Spring 2019

Working Life

Photo by Matt Wittmeyer/University of Rochester Medical Center

It might seem like Lynne Maquat had the deck stacked — or maybe the test tubes racked — against her. The first-generation college student was entering a male-dominated field while overcoming her shy nature. Nevertheless, she found a successful formula. Today, as a professor at the University of Rochester School of Medicine and Dentistry, she is a force in the field of RNA research and a trailblazer for women in science.

As a doctoral student at CALS, Maquat worked with pro­fessor emeritus Bill Reznikoff, who she describes as a great supporter of women graduate students at a time when many departments had few women faculty. She has filled the years between graduation and now with a long list of accolades for her research. Recently, she received the Wiley Prize in Biomedical Sciences and the Vanderbilt Prize in Biomedical Science; the latter also acknowledges contributions to mentoring other women in science. She was inducted into the National Academy of Sciences in 2012 and the National Academy of Medicine in 2018 in recognition of her pioneering work on the com­plexity of RNA.

RNA, or ribonucleic acid, is part of a biological sequence familiar to students of the life sciences everywhere: DNA is transcribed into RNA, which is best known to be translated into the proteins that organ­isms need to survive. Maquat’s work has uncovered layer after layer of complexity in this process. She led the discovery of what is called nonsense-mediated mRNA decay, a mechanism by which a cell can prevent the production of unwanted pro­teins that could lead to disease if left unchecked. But there’s much more to RNA’s story — and to Maquat’s motivations as a scientist.

What makes RNA so important and interesting to study?

RNA does so many critical things for our cells. Most of our genetic material — our DNA — produces RNA. And there are many types of RNA. One type contains information from which proteins are made. Another type is the catalytic center of our protein synthesis machin­ery. Still other types regulate either our DNA or other RNA molecules. And all RNA molecules self-regulate how long and where they reside in cells depending on their particular sequence and structure. RNA is a very versatile molecule. I’ve been working with RNA for a long time, and, in my own lab, we study defects in RNA metabolism in disease. It is now accepted that how our RNAs are processed is key to how our genetic material — our genes — are expressed and how our cells adapt to changing environ­ments — caused by stress and disease — during development and differentiation.

What propels you to mentor young women in science?

When compared to men, many fewer women who earn a Ph.D. go on and use that degree in a career. The reason is largely cultural — because of what we have been taught to believe and the lack of infrastructure available to us to succeed. Many people can’t understand why women would choose science as a career path. For all of these and other reasons, it is important to men­tor women, and I believe one of the best ways to mentor is through example.

What is your mentoring philosophy?
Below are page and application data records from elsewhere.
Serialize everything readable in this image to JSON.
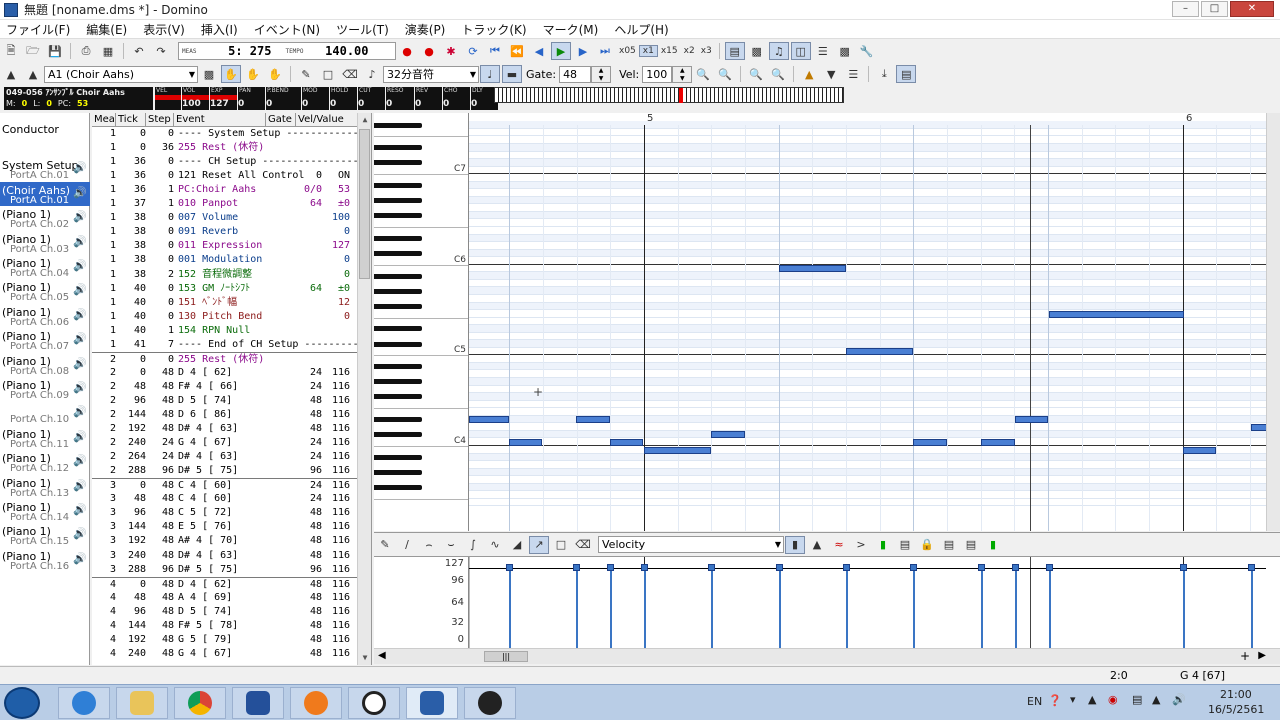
{
  "window": {
    "title": "無題 [noname.dms *] - Domino"
  },
  "menu": [
    "ファイル(F)",
    "編集(E)",
    "表示(V)",
    "挿入(I)",
    "イベント(N)",
    "ツール(T)",
    "演奏(P)",
    "トラック(K)",
    "マーク(M)",
    "ヘルプ(H)"
  ],
  "transport": {
    "meas_label": "MEAS",
    "meas_value": "5: 275",
    "tempo_label": "TEMPO",
    "tempo_value": "140.00",
    "speeds": [
      "x05",
      "x1",
      "x15",
      "x2",
      "x3"
    ],
    "active_speed": "x1"
  },
  "toolbar2": {
    "track_combo": "A1  (Choir Aahs)",
    "note_len": "32分音符",
    "gate_label": "Gate:",
    "gate_value": "48",
    "vel_label": "Vel:",
    "vel_value": "100"
  },
  "track_info": {
    "line1": "049-056 ｱﾝｻﾝﾌﾞﾙ Choir Aahs",
    "m_label": "M:",
    "m_val": "0",
    "l_label": "L:",
    "l_val": "0",
    "pc_label": "PC:",
    "pc_val": "53"
  },
  "meters": [
    {
      "label": "VEL",
      "value": "",
      "on": true
    },
    {
      "label": "VOL",
      "value": "100",
      "on": true
    },
    {
      "label": "EXP",
      "value": "127",
      "on": true
    },
    {
      "label": "PAN",
      "value": "0",
      "on": false
    },
    {
      "label": "P.BEND",
      "value": "0",
      "on": false
    },
    {
      "label": "MOD",
      "value": "0",
      "on": false
    },
    {
      "label": "HOLD",
      "value": "0",
      "on": false
    },
    {
      "label": "CUT",
      "value": "0",
      "on": false
    },
    {
      "label": "RESO",
      "value": "0",
      "on": false
    },
    {
      "label": "REV",
      "value": "0",
      "on": false
    },
    {
      "label": "CHO",
      "value": "0",
      "on": false
    },
    {
      "label": "DLY",
      "value": "0",
      "on": false
    }
  ],
  "tracks": [
    {
      "name": "Conductor",
      "port": ""
    },
    {
      "name": "System Setup",
      "port": "PortA  Ch.01"
    },
    {
      "name": "(Choir Aahs)",
      "port": "PortA  Ch.01",
      "selected": true
    },
    {
      "name": "(Piano 1)",
      "port": "PortA  Ch.02"
    },
    {
      "name": "(Piano 1)",
      "port": "PortA  Ch.03"
    },
    {
      "name": "(Piano 1)",
      "port": "PortA  Ch.04"
    },
    {
      "name": "(Piano 1)",
      "port": "PortA  Ch.05"
    },
    {
      "name": "(Piano 1)",
      "port": "PortA  Ch.06"
    },
    {
      "name": "(Piano 1)",
      "port": "PortA  Ch.07"
    },
    {
      "name": "(Piano 1)",
      "port": "PortA  Ch.08"
    },
    {
      "name": "(Piano 1)",
      "port": "PortA  Ch.09"
    },
    {
      "name": "",
      "port": "PortA  Ch.10"
    },
    {
      "name": "(Piano 1)",
      "port": "PortA  Ch.11"
    },
    {
      "name": "(Piano 1)",
      "port": "PortA  Ch.12"
    },
    {
      "name": "(Piano 1)",
      "port": "PortA  Ch.13"
    },
    {
      "name": "(Piano 1)",
      "port": "PortA  Ch.14"
    },
    {
      "name": "(Piano 1)",
      "port": "PortA  Ch.15"
    },
    {
      "name": "(Piano 1)",
      "port": "PortA  Ch.16"
    }
  ],
  "event_headers": [
    "Mea",
    "Tick",
    "Step",
    "Event",
    "Gate",
    "Vel/Value"
  ],
  "events": [
    {
      "m": "1",
      "t": "0",
      "s": "0",
      "e": "---- System Setup -------------",
      "g": "",
      "v": "",
      "c": "#000"
    },
    {
      "m": "1",
      "t": "0",
      "s": "36",
      "e": "255 Rest (休符)",
      "g": "",
      "v": "",
      "c": "#8b0a8b"
    },
    {
      "m": "1",
      "t": "36",
      "s": "0",
      "e": "---- CH Setup ------------------",
      "g": "",
      "v": "",
      "c": "#000"
    },
    {
      "m": "1",
      "t": "36",
      "s": "0",
      "e": "121 Reset All Control",
      "g": "0",
      "v": "ON",
      "c": "#000"
    },
    {
      "m": "1",
      "t": "36",
      "s": "1",
      "e": "PC:Choir Aahs",
      "g": "0/0",
      "v": "53",
      "c": "#8b0a8b"
    },
    {
      "m": "1",
      "t": "37",
      "s": "1",
      "e": "010 Panpot",
      "g": "64",
      "v": "±0",
      "c": "#8b0a8b"
    },
    {
      "m": "1",
      "t": "38",
      "s": "0",
      "e": "007 Volume",
      "g": "",
      "v": "100",
      "c": "#0a3d8b"
    },
    {
      "m": "1",
      "t": "38",
      "s": "0",
      "e": "091 Reverb",
      "g": "",
      "v": "0",
      "c": "#0a3d8b"
    },
    {
      "m": "1",
      "t": "38",
      "s": "0",
      "e": "011 Expression",
      "g": "",
      "v": "127",
      "c": "#8b0a8b"
    },
    {
      "m": "1",
      "t": "38",
      "s": "0",
      "e": "001 Modulation",
      "g": "",
      "v": "0",
      "c": "#0a3d8b"
    },
    {
      "m": "1",
      "t": "38",
      "s": "2",
      "e": "152 音程微調整",
      "g": "",
      "v": "0",
      "c": "#0a6b0a"
    },
    {
      "m": "1",
      "t": "40",
      "s": "0",
      "e": "153 GM ﾉｰﾄｼﾌﾄ",
      "g": "64",
      "v": "±0",
      "c": "#0a6b0a"
    },
    {
      "m": "1",
      "t": "40",
      "s": "0",
      "e": "151 ﾍﾞﾝﾄﾞ幅",
      "g": "",
      "v": "12",
      "c": "#8b1a1a"
    },
    {
      "m": "1",
      "t": "40",
      "s": "0",
      "e": "130 Pitch Bend",
      "g": "",
      "v": "0",
      "c": "#8b1a1a"
    },
    {
      "m": "1",
      "t": "40",
      "s": "1",
      "e": "154 RPN Null",
      "g": "",
      "v": "",
      "c": "#0a6b0a"
    },
    {
      "m": "1",
      "t": "41",
      "s": "7",
      "e": "---- End of CH Setup ----------",
      "g": "",
      "v": "",
      "c": "#000"
    },
    {
      "m": "2",
      "t": "0",
      "s": "0",
      "e": "255 Rest (休符)",
      "g": "",
      "v": "",
      "c": "#8b0a8b"
    },
    {
      "m": "2",
      "t": "0",
      "s": "48",
      "e": "D  4 [ 62]",
      "g": "24",
      "v": "116",
      "c": "#000"
    },
    {
      "m": "2",
      "t": "48",
      "s": "48",
      "e": "F# 4 [ 66]",
      "g": "24",
      "v": "116",
      "c": "#000"
    },
    {
      "m": "2",
      "t": "96",
      "s": "48",
      "e": "D  5 [ 74]",
      "g": "48",
      "v": "116",
      "c": "#000"
    },
    {
      "m": "2",
      "t": "144",
      "s": "48",
      "e": "D  6 [ 86]",
      "g": "48",
      "v": "116",
      "c": "#000"
    },
    {
      "m": "2",
      "t": "192",
      "s": "48",
      "e": "D# 4 [ 63]",
      "g": "48",
      "v": "116",
      "c": "#000"
    },
    {
      "m": "2",
      "t": "240",
      "s": "24",
      "e": "G  4 [ 67]",
      "g": "24",
      "v": "116",
      "c": "#000"
    },
    {
      "m": "2",
      "t": "264",
      "s": "24",
      "e": "D# 4 [ 63]",
      "g": "24",
      "v": "116",
      "c": "#000"
    },
    {
      "m": "2",
      "t": "288",
      "s": "96",
      "e": "D# 5 [ 75]",
      "g": "96",
      "v": "116",
      "c": "#000"
    },
    {
      "m": "3",
      "t": "0",
      "s": "48",
      "e": "C  4 [ 60]",
      "g": "24",
      "v": "116",
      "c": "#000"
    },
    {
      "m": "3",
      "t": "48",
      "s": "48",
      "e": "C  4 [ 60]",
      "g": "24",
      "v": "116",
      "c": "#000"
    },
    {
      "m": "3",
      "t": "96",
      "s": "48",
      "e": "C  5 [ 72]",
      "g": "48",
      "v": "116",
      "c": "#000"
    },
    {
      "m": "3",
      "t": "144",
      "s": "48",
      "e": "E  5 [ 76]",
      "g": "48",
      "v": "116",
      "c": "#000"
    },
    {
      "m": "3",
      "t": "192",
      "s": "48",
      "e": "A# 4 [ 70]",
      "g": "48",
      "v": "116",
      "c": "#000"
    },
    {
      "m": "3",
      "t": "240",
      "s": "48",
      "e": "D# 4 [ 63]",
      "g": "48",
      "v": "116",
      "c": "#000"
    },
    {
      "m": "3",
      "t": "288",
      "s": "96",
      "e": "D# 5 [ 75]",
      "g": "96",
      "v": "116",
      "c": "#000"
    },
    {
      "m": "4",
      "t": "0",
      "s": "48",
      "e": "D  4 [ 62]",
      "g": "48",
      "v": "116",
      "c": "#000"
    },
    {
      "m": "4",
      "t": "48",
      "s": "48",
      "e": "A  4 [ 69]",
      "g": "48",
      "v": "116",
      "c": "#000"
    },
    {
      "m": "4",
      "t": "96",
      "s": "48",
      "e": "D  5 [ 74]",
      "g": "48",
      "v": "116",
      "c": "#000"
    },
    {
      "m": "4",
      "t": "144",
      "s": "48",
      "e": "F# 5 [ 78]",
      "g": "48",
      "v": "116",
      "c": "#000"
    },
    {
      "m": "4",
      "t": "192",
      "s": "48",
      "e": "G  5 [ 79]",
      "g": "48",
      "v": "116",
      "c": "#000"
    },
    {
      "m": "4",
      "t": "240",
      "s": "48",
      "e": "G  4 [ 67]",
      "g": "48",
      "v": "116",
      "c": "#000"
    }
  ],
  "octave_labels": [
    "C7",
    "C6",
    "C5",
    "C4"
  ],
  "measure_labels": [
    "5",
    "6"
  ],
  "ctrl": {
    "selector": "Velocity",
    "ticks": [
      "127",
      "96",
      "64",
      "32",
      "0"
    ]
  },
  "status": {
    "pos": "2:0",
    "note": "G 4 [67]"
  },
  "tray": {
    "lang": "EN",
    "time": "21:00",
    "date": "16/5/2561"
  },
  "colors": {
    "note": "#4a7fd3",
    "selected_track": "#3069c8",
    "meter_on": "#dd0000"
  }
}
I tell young scientists that it is important not to discourage yourself from taking the next step by looking too far in the future. Success doesn’t happen overnight but in small steps that, at the time, are manageable. I believe it is important for young women (and also young men — actually everyone) to set goals and seriously chip away at working to fulfill them. It is also important to have resilience and perseverance when life hap­pens in unanticipated ways.